4. Cholesterol, unchecked, generates the heart attack

With further growth, the cholesterol builds and as it does, it slows your body. The many, many small expenses, many for services you no longer need nor use add up to a chunky R50,000 monthly. Sure, your business now generates 100 times what it was several years back, but that bleed is a shock to you. You are furious and angry both at yourself and your team who are now largely looking after all the costs outside of the pareto margins. An investigation begins and you further discover that your team involved in procurement are missing obvious negotiation advantages that could have saved over R500 000 over the last 18 months. The cholesterol has built and set in and a makeover is needed before it kills your business, and you in the process.

This happens to most fast-growing businesses. Especially if its leaders have a big vision and are driven to grow and manifest the vision. The pareto principle is used as a constant reference to focus on what matters. Don’t sweat the small stuff is what most would say and often, those who say it, well, it’s not their money that is bleeding out the business.


1. Develop a procurement strategy

Allocate all your procured items into one of three buckets – strategic and core, strategic and non-core, non-strategic and non-core. Once done, set quality, delivery and risk measures on them all.

2. Turn it into a system

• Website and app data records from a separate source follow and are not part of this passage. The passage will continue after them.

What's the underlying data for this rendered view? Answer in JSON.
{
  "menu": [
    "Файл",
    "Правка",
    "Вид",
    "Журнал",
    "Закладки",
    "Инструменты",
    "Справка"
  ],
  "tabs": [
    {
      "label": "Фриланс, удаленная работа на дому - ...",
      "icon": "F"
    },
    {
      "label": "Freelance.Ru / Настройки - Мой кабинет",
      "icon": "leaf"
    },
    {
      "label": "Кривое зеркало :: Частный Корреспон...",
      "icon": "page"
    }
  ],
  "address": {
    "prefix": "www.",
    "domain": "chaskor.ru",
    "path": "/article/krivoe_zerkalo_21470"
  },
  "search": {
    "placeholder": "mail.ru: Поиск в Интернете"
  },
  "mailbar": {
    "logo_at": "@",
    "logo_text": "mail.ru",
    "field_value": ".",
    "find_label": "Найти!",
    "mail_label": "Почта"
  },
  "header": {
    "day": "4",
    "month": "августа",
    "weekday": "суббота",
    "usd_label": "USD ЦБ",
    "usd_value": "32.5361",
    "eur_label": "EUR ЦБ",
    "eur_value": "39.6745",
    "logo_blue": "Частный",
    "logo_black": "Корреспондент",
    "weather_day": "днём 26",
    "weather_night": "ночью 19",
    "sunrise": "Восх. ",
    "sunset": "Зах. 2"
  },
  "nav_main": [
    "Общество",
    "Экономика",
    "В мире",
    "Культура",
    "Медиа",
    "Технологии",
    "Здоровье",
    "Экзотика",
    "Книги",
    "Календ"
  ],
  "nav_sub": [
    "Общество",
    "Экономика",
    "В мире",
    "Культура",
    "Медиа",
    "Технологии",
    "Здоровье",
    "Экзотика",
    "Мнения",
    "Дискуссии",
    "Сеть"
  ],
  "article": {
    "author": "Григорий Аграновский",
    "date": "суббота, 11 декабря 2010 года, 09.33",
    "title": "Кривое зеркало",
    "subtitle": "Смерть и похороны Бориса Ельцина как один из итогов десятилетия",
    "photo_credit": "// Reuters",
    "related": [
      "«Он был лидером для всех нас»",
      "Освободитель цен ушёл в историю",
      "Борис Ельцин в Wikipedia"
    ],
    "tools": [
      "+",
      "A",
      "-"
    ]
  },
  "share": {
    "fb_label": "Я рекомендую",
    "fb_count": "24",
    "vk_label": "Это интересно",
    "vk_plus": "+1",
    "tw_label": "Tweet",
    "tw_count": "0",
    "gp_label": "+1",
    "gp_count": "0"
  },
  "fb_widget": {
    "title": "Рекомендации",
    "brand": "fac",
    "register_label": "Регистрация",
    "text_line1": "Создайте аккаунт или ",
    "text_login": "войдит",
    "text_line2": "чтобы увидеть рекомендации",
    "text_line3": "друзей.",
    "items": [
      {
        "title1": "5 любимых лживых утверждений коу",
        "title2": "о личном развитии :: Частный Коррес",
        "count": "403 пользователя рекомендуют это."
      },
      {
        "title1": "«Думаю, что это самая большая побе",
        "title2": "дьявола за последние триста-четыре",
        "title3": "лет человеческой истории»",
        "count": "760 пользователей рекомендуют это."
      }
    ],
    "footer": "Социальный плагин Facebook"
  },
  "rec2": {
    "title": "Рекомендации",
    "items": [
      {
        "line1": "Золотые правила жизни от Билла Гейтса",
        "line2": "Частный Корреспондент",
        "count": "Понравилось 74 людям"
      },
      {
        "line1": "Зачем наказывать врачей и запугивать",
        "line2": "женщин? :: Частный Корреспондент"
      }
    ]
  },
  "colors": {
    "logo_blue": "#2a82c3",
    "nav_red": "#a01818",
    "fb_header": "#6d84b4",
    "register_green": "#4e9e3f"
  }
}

Determine the times and activity schedule along with checklists to procure the inputs across the three buckets.  This includes how often you buy, at what standard of quality, from who, on what contractual terms and how often will you review it.

3. Train and capacitate

Train your staff in procurement on the system because now you have a system to train people on. Remember, staff have mostly not been through a process of starting something with nothing and so their skills in negotiation and understanding of its importance in cashflow will be limited, you need to pick the right staff in procurement and mentor their performance.

4. Structure and motivate

Create incentives by setting budgets and link the procurement buckets. If you have well-defined standards and performance expectations in procurement, any outperformance might well be incentivised but beware, the wrong behaviour within the wrong bucket can harm the business. for example, squeezing your insurance costs by dropping the standard of cover can cost you your business.

5. Hire and fire

Hire the right staff in the first instance and fire those that break with system. Procurement is prone to corruption and a well-designed system to bring your procurement strategy to life should be severely enforced.

We work with established business to build business systems across the entire scope of business activities. Systems deliver certainty, without which cholesterol can build. If it doesn’t kill you, it will slow you down and in the fast paced, competitive economy we live and play it, that could see your business being one of the 94.6% that are started but never succeed in a sale.[/vc_column_text][/vc_column_inner][/vc_row_inner][/vc_column][/vc_row]